It is a common misconception that Sushi means Raw Fish. Sushi is actually vinegared rice, which is then topped or rolled with a variety of things -- sometimes raw fish, sometimes cooked seafood, and to the delight of megatarians everywhere, sometimes veggies! Dining out, sushi can be relatively costly, depending on how many pieces you want and containing what. At home it's much less expensive, and you can put whatever you want into it without confusing the waitress or being charged extra for "special" orders or avocado.
There isn't a recipe for sushi as much as there is a method. Ergo, I've photographed the method.
You will need:
Sushi rice (short grain white "sticky" rice - often labeled "SUSHI RICE." Glutenous rice also works well, though the people at the Asian market have given me a stern warning about it NOT being sushi rice)
Rice wine vinegar
Nori (sheets of seaweed, available at your friendly neighborhood Asian market)
Things to put in your sushi (veggies, tofu, seitan, whatever you like)
Soy sauce for dipping
Pickled ginger/Wasabi (optional)
Highly recommended: Sushi rolling mat. It only costs about $1 at said Asian market. If you don't have one, a piece of waxed paper will work in a pinch.
Prepare the rice according to package directions. I typically use 2 cups of rice and then the appropriate proportion of water and that makes about 6 rolls.
Once the rice is cooked and cooled a bit, season it with vinegar, sugar, and salt. For 2 cups of rice I use 1/4 cup rice wine vinegar, 1 tbsp sugar, 1 tsp salt. Adjust according to how much rice you're using and to taste. Fold the rice over a few times after you've added the seasonings to distribute it evenly.
On your rolling mat, place one sheet of Nori. Add a scoop (about 1/2 cup) of rice and spread it evenly over the Nori using your fingertips, lightly moistened (keeping a bowl of water around doesn't hurt during this process!)

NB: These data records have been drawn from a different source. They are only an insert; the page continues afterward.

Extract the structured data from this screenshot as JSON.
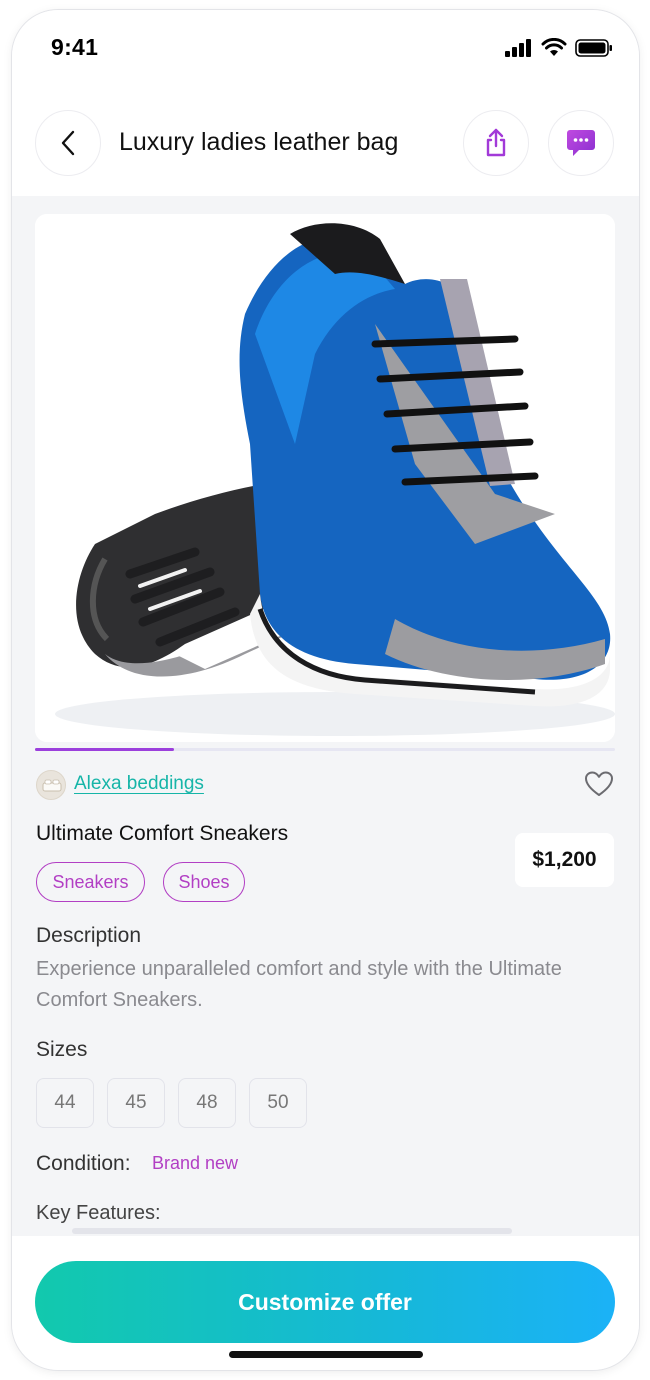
{
  "status_bar": {
    "time": "9:41"
  },
  "header": {
    "title": "Luxury ladies leather bag"
  },
  "gallery": {
    "progress": 0.24
  },
  "seller": {
    "name": "Alexa beddings"
  },
  "product": {
    "title": "Ultimate Comfort Sneakers",
    "price": "$1,200",
    "tags": [
      "Sneakers",
      "Shoes"
    ],
    "description_label": "Description",
    "description": "Experience unparalleled comfort and style with the Ultimate Comfort Sneakers.",
    "sizes_label": "Sizes",
    "sizes": [
      "44",
      "45",
      "48",
      "50"
    ],
    "condition_label": "Condition:",
    "condition_value": "Brand new",
    "features_label": "Key Features:"
  },
  "cta": {
    "label": "Customize offer"
  },
  "colors": {
    "accent": "#b23fc4",
    "seller_link": "#16b5a8",
    "cta_start": "#12c9ad",
    "cta_end": "#1bb2f7",
    "progress": "#9b3fdc"
  },
  "icons": {
    "back": "chevron-left-icon",
    "share": "share-icon",
    "chat": "chat-bubble-icon",
    "favorite": "heart-icon",
    "signal": "cellular-signal-icon",
    "wifi": "wifi-icon",
    "battery": "battery-icon"
  }
}
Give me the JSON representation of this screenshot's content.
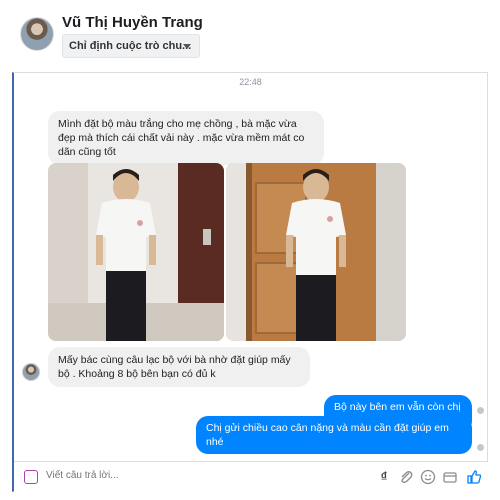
{
  "header": {
    "contact_name": "Vũ Thị Huyền Trang",
    "assign_label": "Chỉ định cuộc trò chu..."
  },
  "thread": {
    "timestamp": "22:48",
    "messages": [
      {
        "from": "contact",
        "text": "Mình đặt bộ màu trắng cho mẹ chồng , bà mặc vừa đẹp mà thích cái chất vải này . mặc vừa mềm mát co dãn cũng tốt"
      },
      {
        "from": "contact",
        "text": "Mấy bác cùng câu lạc bộ với bà nhờ đặt giúp mấy bộ . Khoảng 8 bộ bên bạn có đủ k"
      },
      {
        "from": "me",
        "text": "Bộ này bên em vẫn còn chị ạ"
      },
      {
        "from": "me",
        "text": "Chị gửi chiều cao cân nặng và màu cần đặt giúp em nhé"
      }
    ]
  },
  "composer": {
    "placeholder": "Viết câu trả lời...",
    "tools": [
      "currency-dong-icon",
      "attachment-icon",
      "emoji-icon",
      "payment-icon",
      "like-icon"
    ],
    "currency_glyph": "₫"
  },
  "colors": {
    "accent": "#0084ff",
    "incoming_bubble": "#f1f0f0",
    "panel_border": "#4267b2"
  }
}
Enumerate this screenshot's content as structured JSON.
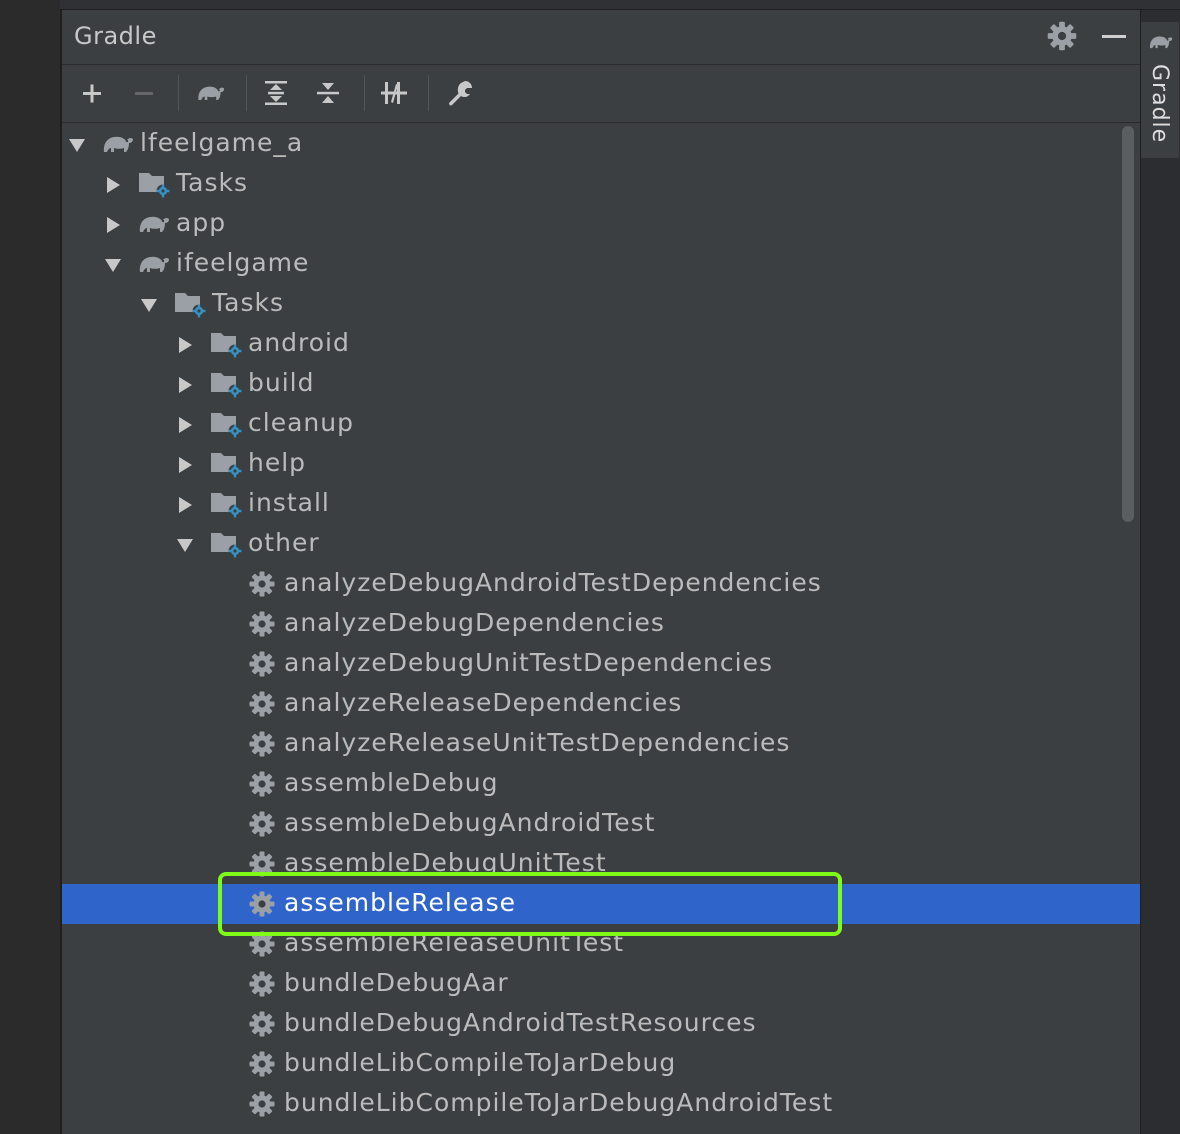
{
  "panel": {
    "title": "Gradle"
  },
  "toolbar": {
    "buttons": [
      {
        "name": "add-icon"
      },
      {
        "name": "remove-icon"
      },
      {
        "name": "gradle-elephant-icon"
      },
      {
        "name": "expand-all-icon"
      },
      {
        "name": "collapse-all-icon"
      },
      {
        "name": "toggle-offline-icon"
      },
      {
        "name": "wrench-icon"
      }
    ]
  },
  "side_tab": {
    "label": "Gradle"
  },
  "tree": {
    "root": "lfeelgame_a",
    "root_tasks": "Tasks",
    "app": "app",
    "module": "ifeelgame",
    "module_tasks": "Tasks",
    "groups": [
      "android",
      "build",
      "cleanup",
      "help",
      "install",
      "other"
    ],
    "tasks": [
      "analyzeDebugAndroidTestDependencies",
      "analyzeDebugDependencies",
      "analyzeDebugUnitTestDependencies",
      "analyzeReleaseDependencies",
      "analyzeReleaseUnitTestDependencies",
      "assembleDebug",
      "assembleDebugAndroidTest",
      "assembleDebugUnitTest",
      "assembleRelease",
      "assembleReleaseUnitTest",
      "bundleDebugAar",
      "bundleDebugAndroidTestResources",
      "bundleLibCompileToJarDebug",
      "bundleLibCompileToJarDebugAndroidTest"
    ],
    "selected_task": "assembleRelease"
  },
  "colors": {
    "panel_bg": "#3c3f41",
    "selection": "#2f65ca",
    "highlight_box": "#7cfc16",
    "folder_badge": "#3592c4"
  }
}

On the side closest to you, layer whatever fillings you are going to use. Here I've got sauteed shiitake mushrooms, avocado, cucumber, carrots, and red peppers.
Start rolling the sushi away from you, using the mat to help guide the roll and hold it together. When it's all rolled up, give it a gently squeeze in the rolling mat to seal the edges. Don't squeeze too hard or your veggies will go flying out the end!
Now all that's left is slicing it into bite sized pieces. I find a wet, serrated knife works best for this. I slice my rolls into 6 or 8 pieces, depending on how fat the roll is. You're supposed to put the entire piece in your mouth at once, so let that be the judge of how big you want the pieces!